As a Principal you must be honest with aspiring leaders and assist them to develop their areas of weakness. It does the aspiring leader no favours if you embellish their achievements. Developing strength of character is a critical factor in today’s everyone’s a winner world. To be able to take on-board constructive advice even if it is unpopular is essential for growth. By being honest and pinpointing areas for development you are providing a clear professional pathway. When providing feedback it is important to build in opportunities for self-reflection. These must be honest and really have the aspiring leader examine their commitment, perseverance and discipline in achieving their goals. Open, honest self-reflection about their dedication and ability to grow and change is essential for increased leadership capacity.
One area of growth for aspiring leaders that can be particularly challenging is seeing the big picture. For many their leadership journey to this point has revolved around ensuring that their grade, stage or team has been able to work effectively. Their primary leadership focus has been to successfully resource, organise and navigate a clear path for their team as a part of the bigger whole school picture. The development of a whole school focus and even greater still, a whole system focus can be quite a difficult concept. There are times when competing priorities will test their ability to guide their stage, team or grade into areas for the greater good. This is an area where Principals need to work extremely closely with their aspiring leaders to ensure a clear and consistent message is being delivered.

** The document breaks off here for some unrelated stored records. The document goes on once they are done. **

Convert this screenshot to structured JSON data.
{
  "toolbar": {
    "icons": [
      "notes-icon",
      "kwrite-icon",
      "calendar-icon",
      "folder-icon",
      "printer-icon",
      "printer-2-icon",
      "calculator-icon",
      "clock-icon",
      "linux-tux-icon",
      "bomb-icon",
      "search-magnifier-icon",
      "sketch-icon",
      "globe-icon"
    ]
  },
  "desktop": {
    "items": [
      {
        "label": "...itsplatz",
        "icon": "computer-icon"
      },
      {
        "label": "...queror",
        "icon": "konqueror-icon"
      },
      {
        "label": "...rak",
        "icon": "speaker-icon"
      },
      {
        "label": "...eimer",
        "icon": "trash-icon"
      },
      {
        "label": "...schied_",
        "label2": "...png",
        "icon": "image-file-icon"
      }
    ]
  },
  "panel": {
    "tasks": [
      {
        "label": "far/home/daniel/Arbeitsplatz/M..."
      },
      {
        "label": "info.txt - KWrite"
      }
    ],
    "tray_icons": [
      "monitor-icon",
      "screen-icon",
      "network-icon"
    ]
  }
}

As Principals we must purposefully invest in our future leaders to ensure we have a pool of highly competent professionals ready to take on the next level of responsibility. I suggest once you have identified the next generation of leaders ask them the following questions. What do you they want to achieve in the next 6 months, 12 months, 2 years? What performance measures do they have in place to keep them on track? You then need to support them as they map out a plan that fosters their development and provides appropriate leadership opportunities.
It is our responsibility as Principals to grow the next level of leaders. It’s an investment in the future. As with most good investments being wise about choice and being strategic in implementation ensures you receive a dividend on maturity. As we know, leadership requires following a path of inward and outward reflection, it’s not linear and there are obstacles along the way but the continual growth on that journey certainly makes it worthwhile. As Principals we must select carefully, invest wisely and enjoy the journey with our aspiring leaders.
Well said mate. I feel certain you are selecting carefully, investing wisely, and most definitely enjoying the journey. Those you are investing in are lucky to work with one of the best.